Compare 6 arrested of about 25 demonstrators against Green Mountain Power’s wind energy project on Lowell Mountain vs. 130 arrested of a thousand protesting in March against the Vermont Yankee nuclear plant.

Also notice what they were protesting. The location on Lowell Mountain, as damaging the mountain top and being unsightly, plus:

“I feel like they [GMP] only went through the public process to a point, and the process is flawed,” said Young, a self-employed logger and farmer from Westfield. “Community members don’t have the resources to have a strong voice. It’s complex, expensive, and lawyers don’t want to do it.”

At Vermont Yankee, the protests were against radioactive leaks, nuclear waste, and this:

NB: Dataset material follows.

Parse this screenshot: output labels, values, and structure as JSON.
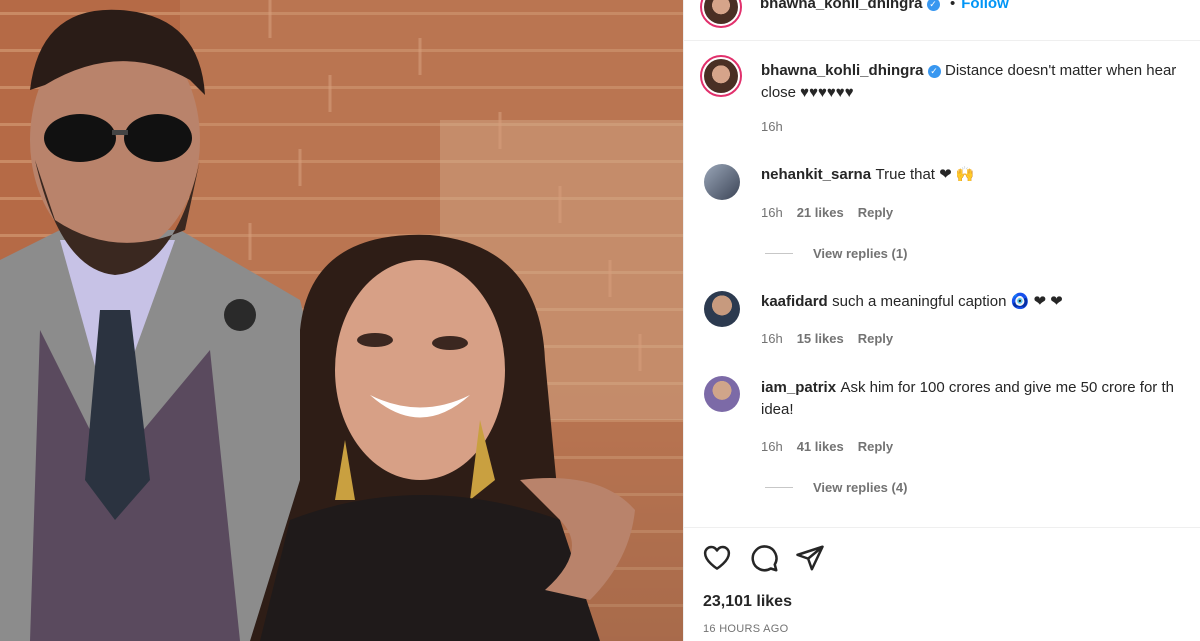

Yankee’s initial 40-year license expired Wednesday. The plant is still running, under a 20-year extension from the federal Nuclear Regulatory Commission—despite a vote by the state senate not to allow the plant to continue operating in Vermont.

A common theme is lack of democratic oversight, although even that seems greater in degree for Vermont Yankee. We are familiar with that issue in Georgia, where there’s an election going on for Public Service Commissioners and legislators.

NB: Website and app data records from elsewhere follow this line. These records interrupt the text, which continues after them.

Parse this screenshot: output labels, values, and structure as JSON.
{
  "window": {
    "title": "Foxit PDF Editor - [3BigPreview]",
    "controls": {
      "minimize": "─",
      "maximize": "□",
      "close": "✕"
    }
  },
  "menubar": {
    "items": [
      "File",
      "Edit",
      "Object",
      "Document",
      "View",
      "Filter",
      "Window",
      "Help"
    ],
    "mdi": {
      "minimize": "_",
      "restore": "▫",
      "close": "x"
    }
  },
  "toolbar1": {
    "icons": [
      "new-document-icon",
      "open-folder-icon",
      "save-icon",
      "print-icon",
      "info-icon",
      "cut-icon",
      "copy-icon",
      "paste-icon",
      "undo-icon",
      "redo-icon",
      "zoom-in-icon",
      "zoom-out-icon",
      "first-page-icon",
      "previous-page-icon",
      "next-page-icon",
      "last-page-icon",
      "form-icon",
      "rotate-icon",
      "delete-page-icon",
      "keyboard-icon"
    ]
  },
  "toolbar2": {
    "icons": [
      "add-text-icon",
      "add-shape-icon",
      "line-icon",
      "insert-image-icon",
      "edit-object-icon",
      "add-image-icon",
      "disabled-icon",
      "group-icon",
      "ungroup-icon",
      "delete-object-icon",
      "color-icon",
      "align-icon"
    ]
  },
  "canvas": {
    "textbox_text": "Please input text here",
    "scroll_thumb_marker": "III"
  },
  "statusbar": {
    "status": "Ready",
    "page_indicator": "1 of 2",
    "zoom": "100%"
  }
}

Another common theme is that it’s complex and expensive, which is indeed an issue for big wind projects. Power companies like them as big as they can build them because that fits their corporate bureaucracy. They can instead be smaller and distributed. Nuclear power plants, on the other hand, are always big, bureaucratic, and expensive.

While I thoroughly sympathize with the Lowell Mountain protesters about the mountain top issues, I don’t see anything about them protesting the risk of a wind spill. Risks of nuclear radioactive contamination are very real, and are among the Vermont Yankee protesters’ main issues. Wind off the coast of Georgia would not have that problem.